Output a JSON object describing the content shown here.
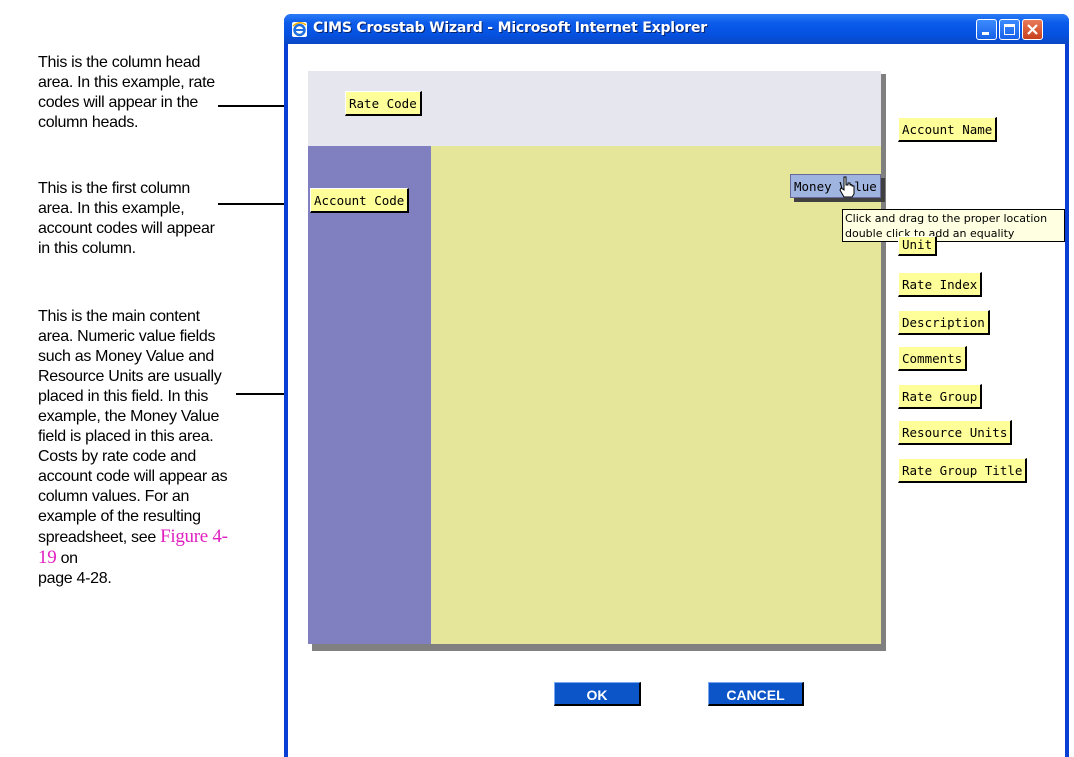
{
  "annotations": {
    "column_head": "This is the column head area. In this example, rate codes will appear in the column heads.",
    "first_column": "This is the first column area. In this example, account codes will appear in this column.",
    "main_content_text": "This is the main content area. Numeric value fields such as Money Value and Resource Units are usually placed in this field. In this example, the Money Value field is placed in this area. Costs by rate code and account code will appear as column values. For an example of the resulting spreadsheet, see",
    "figure_ref": "Figure 4-19",
    "on_text": "on",
    "page_ref": "page 4-28."
  },
  "window": {
    "title": "CIMS Crosstab Wizard - Microsoft Internet Explorer",
    "icon": "ie-icon"
  },
  "zones": {
    "column_head_field": "Rate Code",
    "first_column_field": "Account Code",
    "dragging_field": "Money Value"
  },
  "tooltip": {
    "line1": "Click and drag to the proper location",
    "line2": "double click to add an equality"
  },
  "available_fields": [
    "Account Name",
    "Unit",
    "Rate Index",
    "Description",
    "Comments",
    "Rate Group",
    "Resource Units",
    "Rate Group Title"
  ],
  "buttons": {
    "ok": "OK",
    "cancel": "CANCEL"
  },
  "colors": {
    "titlebar": "#0551e0",
    "column_head_area": "#e6e6ef",
    "first_column_area": "#8080c0",
    "main_area": "#e6e69a",
    "field": "#ffff99",
    "button": "#0b55c8",
    "figure_ref": "#e020c0"
  }
}
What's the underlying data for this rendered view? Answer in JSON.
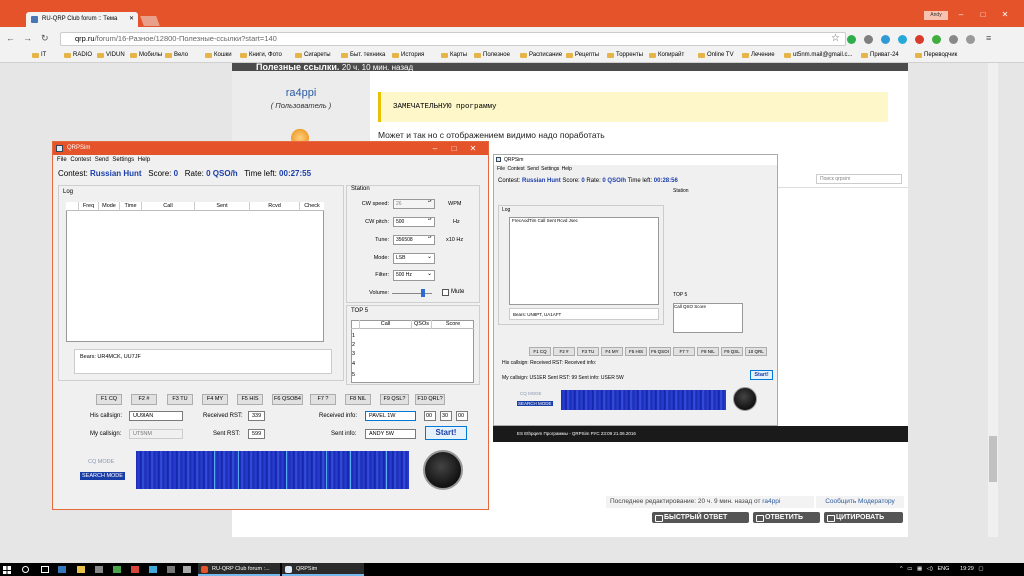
{
  "browser": {
    "tab_title": "RU-QRP Club forum :: Тема",
    "user": "Andy",
    "url_domain": "qrp.ru",
    "url_path": "/forum/16-Разное/12800-Полезные-ссылки?start=140",
    "bookmarks": [
      "IT",
      "RADIO",
      "VIDUN",
      "Мобилы",
      "Вело",
      "Кошки",
      "Книги, Фото",
      "Сигареты",
      "Быт. техника",
      "История",
      "Карты",
      "Полезное",
      "Расписание",
      "Рецепты",
      "Торренты",
      "Копирайт",
      "Online TV",
      "Лечение",
      "ut5nm.mail@gmail.c...",
      "Приват-24",
      "Переводчик"
    ]
  },
  "forum": {
    "topic_title": "Полезные ссылки.",
    "topic_time": "20 ч. 10 мин. назад",
    "username": "ra4ppi",
    "user_role": "( Пользователь )",
    "quote": "ЗАМЕЧАТЕЛЬНУЮ программу",
    "post_text": "Может и так но с отображением видимо надо поработать",
    "edit_note": "Последнее редактирование: 20 ч. 9 мин. назад от",
    "edit_by": "ra4ppi",
    "moderator_btn": "Сообщить Модератору",
    "reply_quick": "БЫСТРЫЙ ОТВЕТ",
    "reply": "ОТВЕТИТЬ",
    "quote_btn": "ЦИТИРОВАТЬ"
  },
  "qrpsim": {
    "title": "QRPSim",
    "menu": [
      "File",
      "Contest",
      "Send",
      "Settings",
      "Help"
    ],
    "contest_label": "Contest:",
    "contest": "Russian Hunt",
    "score_label": "Score:",
    "score": "0",
    "rate_label": "Rate:",
    "rate": "0 QSO/h",
    "timeleft_label": "Time left:",
    "timeleft": "00:27:55",
    "log_label": "Log",
    "log_cols": [
      "Freq",
      "Mode",
      "Time",
      "Call",
      "Sent",
      "Rcvd",
      "Check"
    ],
    "bears": "Bears: UR4MCK, UU7JF",
    "station_label": "Station",
    "cw_speed_label": "CW speed:",
    "cw_speed": "26",
    "wpm": "WPM",
    "cw_pitch_label": "CW pitch:",
    "cw_pitch": "500",
    "hz": "Hz",
    "tune_label": "Tune:",
    "tune": "356508",
    "x10hz": "x10 Hz",
    "mode_label": "Mode:",
    "mode": "LSB",
    "filter_label": "Filter:",
    "filter": "500 Hz",
    "volume_label": "Volume:",
    "mute": "Mute",
    "top5_label": "TOP 5",
    "top5_cols": [
      "Call",
      "QSOs",
      "Score"
    ],
    "top5_rows": [
      "1",
      "2",
      "3",
      "4",
      "5"
    ],
    "fkeys": [
      "F1 CQ",
      "F2 #",
      "F3 TU",
      "F4 MY",
      "F5 HIS",
      "F6 QSOB4",
      "F7 ?",
      "F8 NIL",
      "F9 QSL?",
      "F10 QRL?"
    ],
    "his_call_label": "His callsign:",
    "his_call": "UU9IAN",
    "rcvd_rst_label": "Received RST:",
    "rcvd_rst": "339",
    "rcvd_info_label": "Received info:",
    "rcvd_info": "PAVEL 1W",
    "time_h": "00",
    "time_m": "30",
    "time_s": "00",
    "my_call_label": "My callsign:",
    "my_call": "UT5NM",
    "sent_rst_label": "Sent RST:",
    "sent_rst": "599",
    "sent_info_label": "Sent info:",
    "sent_info": "ANDY 5W",
    "start": "Start!",
    "cq_mode": "CQ MODE",
    "search_mode": "SEARCH MODE"
  },
  "qrpsim_shot": {
    "title": "QRPSim",
    "menu": [
      "File",
      "Contest",
      "Send",
      "Settings",
      "Help"
    ],
    "contest": "Russian Hunt",
    "score": "0",
    "rate": "0 QSO/h",
    "timeleft": "00:28:56",
    "log_label": "Log",
    "log_cols": "FrecAodTim  Call   Sent   Rcvd  Jsec",
    "bears": "Bears: UN8PT, UA1AFT",
    "station": "Station",
    "top5": "TOP 5",
    "top5_cols": "Call   QSO  Score",
    "fkeys": [
      "F1 CQ",
      "F2 #",
      "F3 TU",
      "F4 MY",
      "F5 HIS",
      "F6 QSOI",
      "F7 ?",
      "F8 NIL",
      "F9 QSL",
      "10 QRL"
    ],
    "row1": "His callsign:          Received RST:          Received info:",
    "row2": "My callsign:   US1ER   Sent RST:  99   Sent info:  USER 5W",
    "start": "Start!",
    "cq_mode": "CQ MODE",
    "search_mode": "SEARCH MODE",
    "search_placeholder": "Поиск qrpsim",
    "taskbar": "ES      Ethpqem      Программы -      QRPSim      РУС  23:09  21.06.2016"
  },
  "taskbar": {
    "app1": "RU-QRP Club forum :...",
    "app2": "QRPSim",
    "lang": "ENG",
    "time": "19:29"
  },
  "colors": {
    "titlebar": "#e4532a",
    "accent_blue": "#1a3ea8",
    "forum_link": "#2a5aa0"
  }
}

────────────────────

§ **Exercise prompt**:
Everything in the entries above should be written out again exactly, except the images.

§ **Answer to this problem**:
Output a JSON object describing the content shown here.
{
  "annotations": {
    "column_head": "This is the column head area. In this example, rate codes will appear in the column heads.",
    "first_column": "This is the first column area. In this example, account codes will appear in this column.",
    "main_content_text": "This is the main content area. Numeric value fields such as Money Value and Resource Units are usually placed in this field. In this example, the Money Value field is placed in this area. Costs by rate code and account code will appear as column values. For an example of the resulting spreadsheet, see",
    "figure_ref": "Figure 4-19",
    "on_text": "on",
    "page_ref": "page 4-28."
  },
  "window": {
    "title": "CIMS Crosstab Wizard - Microsoft Internet Explorer",
    "icon": "ie-icon"
  },
  "zones": {
    "column_head_field": "Rate Code",
    "first_column_field": "Account Code",
    "dragging_field": "Money Value"
  },
  "tooltip": {
    "line1": "Click and drag to the proper location",
    "line2": "double click to add an equality"
  },
  "available_fields": [
    "Account Name",
    "Unit",
    "Rate Index",
    "Description",
    "Comments",
    "Rate Group",
    "Resource Units",
    "Rate Group Title"
  ],
  "buttons": {
    "ok": "OK",
    "cancel": "CANCEL"
  },
  "colors": {
    "titlebar": "#0551e0",
    "column_head_area": "#e6e6ef",
    "first_column_area": "#8080c0",
    "main_area": "#e6e69a",
    "field": "#ffff99",
    "button": "#0b55c8",
    "figure_ref": "#e020c0"
  }
}
What's the underlying data for this rendered view? Answer in JSON.
{
  "browser": {
    "tab_title": "RU-QRP Club forum :: Тема",
    "user": "Andy",
    "url_domain": "qrp.ru",
    "url_path": "/forum/16-Разное/12800-Полезные-ссылки?start=140",
    "bookmarks": [
      "IT",
      "RADIO",
      "VIDUN",
      "Мобилы",
      "Вело",
      "Кошки",
      "Книги, Фото",
      "Сигареты",
      "Быт. техника",
      "История",
      "Карты",
      "Полезное",
      "Расписание",
      "Рецепты",
      "Торренты",
      "Копирайт",
      "Online TV",
      "Лечение",
      "ut5nm.mail@gmail.c...",
      "Приват-24",
      "Переводчик"
    ]
  },
  "forum": {
    "topic_title": "Полезные ссылки.",
    "topic_time": "20 ч. 10 мин. назад",
    "username": "ra4ppi",
    "user_role": "( Пользователь )",
    "quote": "ЗАМЕЧАТЕЛЬНУЮ программу",
    "post_text": "Может и так но с отображением видимо надо поработать",
    "edit_note": "Последнее редактирование: 20 ч. 9 мин. назад от",
    "edit_by": "ra4ppi",
    "moderator_btn": "Сообщить Модератору",
    "reply_quick": "БЫСТРЫЙ ОТВЕТ",
    "reply": "ОТВЕТИТЬ",
    "quote_btn": "ЦИТИРОВАТЬ"
  },
  "qrpsim": {
    "title": "QRPSim",
    "menu": [
      "File",
      "Contest",
      "Send",
      "Settings",
      "Help"
    ],
    "contest_label": "Contest:",
    "contest": "Russian Hunt",
    "score_label": "Score:",
    "score": "0",
    "rate_label": "Rate:",
    "rate": "0 QSO/h",
    "timeleft_label": "Time left:",
    "timeleft": "00:27:55",
    "log_label": "Log",
    "log_cols": [
      "Freq",
      "Mode",
      "Time",
      "Call",
      "Sent",
      "Rcvd",
      "Check"
    ],
    "bears": "Bears: UR4MCK, UU7JF",
    "station_label": "Station",
    "cw_speed_label": "CW speed:",
    "cw_speed": "26",
    "wpm": "WPM",
    "cw_pitch_label": "CW pitch:",
    "cw_pitch": "500",
    "hz": "Hz",
    "tune_label": "Tune:",
    "tune": "356508",
    "x10hz": "x10 Hz",
    "mode_label": "Mode:",
    "mode": "LSB",
    "filter_label": "Filter:",
    "filter": "500 Hz",
    "volume_label": "Volume:",
    "mute": "Mute",
    "top5_label": "TOP 5",
    "top5_cols": [
      "Call",
      "QSOs",
      "Score"
    ],
    "top5_rows": [
      "1",
      "2",
      "3",
      "4",
      "5"
    ],
    "fkeys": [
      "F1 CQ",
      "F2 #",
      "F3 TU",
      "F4 MY",
      "F5 HIS",
      "F6 QSOB4",
      "F7 ?",
      "F8 NIL",
      "F9 QSL?",
      "F10 QRL?"
    ],
    "his_call_label": "His callsign:",
    "his_call": "UU9IAN",
    "rcvd_rst_label": "Received RST:",
    "rcvd_rst": "339",
    "rcvd_info_label": "Received info:",
    "rcvd_info": "PAVEL 1W",
    "time_h": "00",
    "time_m": "30",
    "time_s": "00",
    "my_call_label": "My callsign:",
    "my_call": "UT5NM",
    "sent_rst_label": "Sent RST:",
    "sent_rst": "599",
    "sent_info_label": "Sent info:",
    "sent_info": "ANDY 5W",
    "start": "Start!",
    "cq_mode": "CQ MODE",
    "search_mode": "SEARCH MODE"
  },
  "qrpsim_shot": {
    "title": "QRPSim",
    "menu": [
      "File",
      "Contest",
      "Send",
      "Settings",
      "Help"
    ],
    "contest": "Russian Hunt",
    "score": "0",
    "rate": "0 QSO/h",
    "timeleft": "00:28:56",
    "log_label": "Log",
    "log_cols": "FrecAodTim  Call   Sent   Rcvd  Jsec",
    "bears": "Bears: UN8PT, UA1AFT",
    "station": "Station",
    "top5": "TOP 5",
    "top5_cols": "Call   QSO  Score",
    "fkeys": [
      "F1 CQ",
      "F2 #",
      "F3 TU",
      "F4 MY",
      "F5 HIS",
      "F6 QSOI",
      "F7 ?",
      "F8 NIL",
      "F9 QSL",
      "10 QRL"
    ],
    "row1": "His callsign:          Received RST:          Received info:",
    "row2": "My callsign:   US1ER   Sent RST:  99   Sent info:  USER 5W",
    "start": "Start!",
    "cq_mode": "CQ MODE",
    "search_mode": "SEARCH MODE",
    "search_placeholder": "Поиск qrpsim",
    "taskbar": "ES      Ethpqem      Программы -      QRPSim      РУС  23:09  21.06.2016"
  },
  "taskbar": {
    "app1": "RU-QRP Club forum :...",
    "app2": "QRPSim",
    "lang": "ENG",
    "time": "19:29"
  },
  "colors": {
    "titlebar": "#e4532a",
    "accent_blue": "#1a3ea8",
    "forum_link": "#2a5aa0"
  }
}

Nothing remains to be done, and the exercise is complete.